## WORK TASK:
The response must consist of every record, restated word for word.
(Beginning of DATA EXTRACT)
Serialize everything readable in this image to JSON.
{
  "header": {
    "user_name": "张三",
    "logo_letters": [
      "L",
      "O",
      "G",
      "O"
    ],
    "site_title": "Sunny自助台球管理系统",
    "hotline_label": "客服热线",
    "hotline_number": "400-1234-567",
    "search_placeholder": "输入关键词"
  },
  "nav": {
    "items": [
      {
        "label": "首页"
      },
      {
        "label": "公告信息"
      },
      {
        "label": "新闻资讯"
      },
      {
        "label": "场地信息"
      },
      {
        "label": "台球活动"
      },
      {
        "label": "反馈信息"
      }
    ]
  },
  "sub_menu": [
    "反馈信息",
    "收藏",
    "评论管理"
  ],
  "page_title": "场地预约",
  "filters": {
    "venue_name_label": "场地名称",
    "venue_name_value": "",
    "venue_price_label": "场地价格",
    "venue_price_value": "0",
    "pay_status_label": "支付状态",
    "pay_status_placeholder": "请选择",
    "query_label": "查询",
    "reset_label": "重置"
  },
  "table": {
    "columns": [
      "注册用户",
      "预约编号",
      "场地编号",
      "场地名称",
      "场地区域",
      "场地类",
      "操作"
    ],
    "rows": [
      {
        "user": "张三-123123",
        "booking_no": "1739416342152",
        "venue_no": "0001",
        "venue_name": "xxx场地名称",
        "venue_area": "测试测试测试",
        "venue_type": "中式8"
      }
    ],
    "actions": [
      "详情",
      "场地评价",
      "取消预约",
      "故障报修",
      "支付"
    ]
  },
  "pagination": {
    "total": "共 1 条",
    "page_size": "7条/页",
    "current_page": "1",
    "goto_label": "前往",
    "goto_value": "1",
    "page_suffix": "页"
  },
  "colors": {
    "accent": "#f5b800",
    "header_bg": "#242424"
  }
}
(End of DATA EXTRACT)
## OUTPUT OF THE EXERCISE:
Serialize everything readable in this image to JSON.
{
  "header": {
    "user_name": "张三",
    "logo_letters": [
      "L",
      "O",
      "G",
      "O"
    ],
    "site_title": "Sunny自助台球管理系统",
    "hotline_label": "客服热线",
    "hotline_number": "400-1234-567",
    "search_placeholder": "输入关键词"
  },
  "nav": {
    "items": [
      {
        "label": "首页"
      },
      {
        "label": "公告信息"
      },
      {
        "label": "新闻资讯"
      },
      {
        "label": "场地信息"
      },
      {
        "label": "台球活动"
      },
      {
        "label": "反馈信息"
      }
    ]
  },
  "sub_menu": [
    "反馈信息",
    "收藏",
    "评论管理"
  ],
  "page_title": "场地预约",
  "filters": {
    "venue_name_label": "场地名称",
    "venue_name_value": "",
    "venue_price_label": "场地价格",
    "venue_price_value": "0",
    "pay_status_label": "支付状态",
    "pay_status_placeholder": "请选择",
    "query_label": "查询",
    "reset_label": "重置"
  },
  "table": {
    "columns": [
      "注册用户",
      "预约编号",
      "场地编号",
      "场地名称",
      "场地区域",
      "场地类",
      "操作"
    ],
    "rows": [
      {
        "user": "张三-123123",
        "booking_no": "1739416342152",
        "venue_no": "0001",
        "venue_name": "xxx场地名称",
        "venue_area": "测试测试测试",
        "venue_type": "中式8"
      }
    ],
    "actions": [
      "详情",
      "场地评价",
      "取消预约",
      "故障报修",
      "支付"
    ]
  },
  "pagination": {
    "total": "共 1 条",
    "page_size": "7条/页",
    "current_page": "1",
    "goto_label": "前往",
    "goto_value": "1",
    "page_suffix": "页"
  },
  "colors": {
    "accent": "#f5b800",
    "header_bg": "#242424"
  }
}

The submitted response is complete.